With clean and cosy rooms, a communal kitchenette, and a delicious fresh breakfast available, you’ll have everything you need to make Odense your home for a few days.
Tours to do in Odense
Since Odense is such a pedestrian-friendly city, a walking tour is a perfect way to get to know the area.
Embark on a private, guided city walk, following the footsteps of Hans Christian Andersen. Pass the cathedral where Andersen was confirmed and the river where his mother earned a living washing clothes.
One beautiful part of this city that hasn’t been mentioned yet is the river. Take a picturesque boat trip departing from Munke Mose every hour between 10 a.m. and six in the evening. It’s a relaxing and peaceful way to pass the time and see Odense.
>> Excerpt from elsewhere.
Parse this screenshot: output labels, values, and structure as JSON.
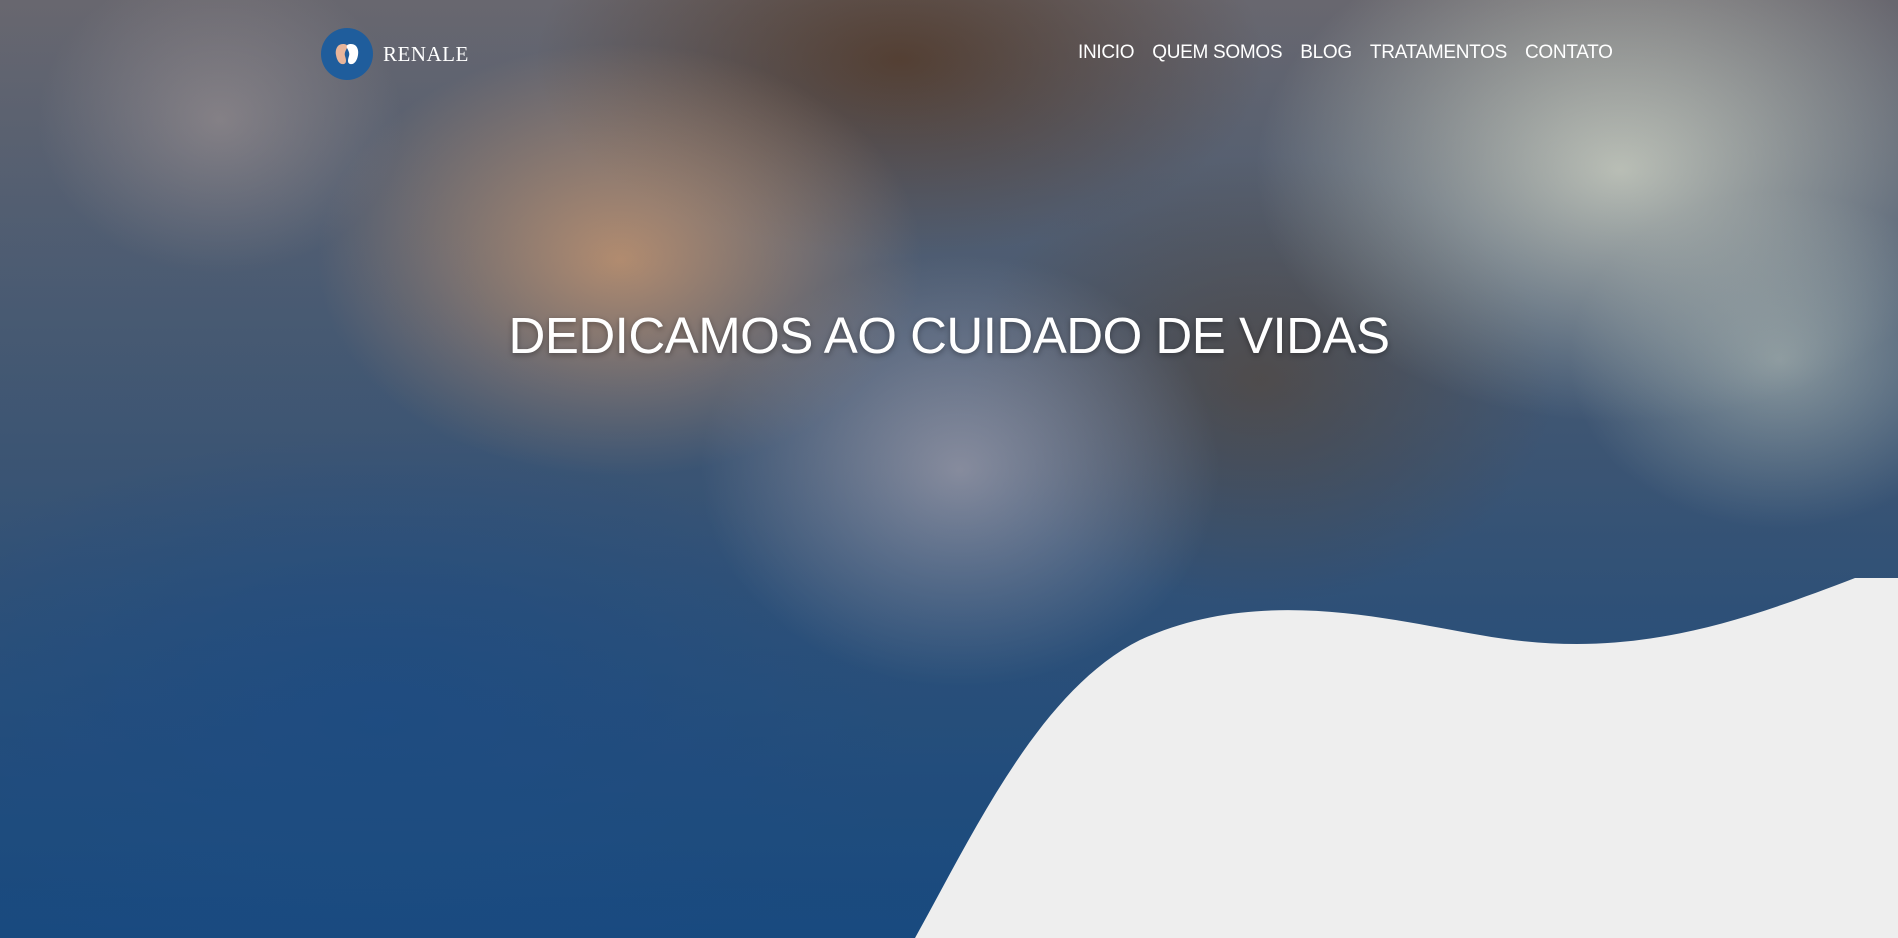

A regular trip with Odense Aafart costs DKK 95 per adult, or you can opt for the Fairy Tale on the River experience for DKK 120. Remember to buy your tickets online to avoid waiting around in a queue.
Day trips from Odense
Train travel in Denmark is reliable and comfortable, making it easy to explore the country even when your time is limited.
While in Odense, you can take a day trip to Aarhus, the second-most populous city in Denmark. From Odense Station, the train ride will take you only an hour and 35 minutes. Once you’ve arrived, embark on a fascinating street art and rooftops tour of the city.
On foot, your guide will show you some of the best street art and graffiti while teaching you about the Danish art scene. You’ll also be able to climb up three different rooftops and appreciate the beauty of Aarhus from above.
There’s a two-hour walking tour you can go on as well that’s perfect for those with limited time. Spot the top landmarks like the City Hall, the 12th-century Aarhus Cathedral, and the Moesgaard Viking Museum.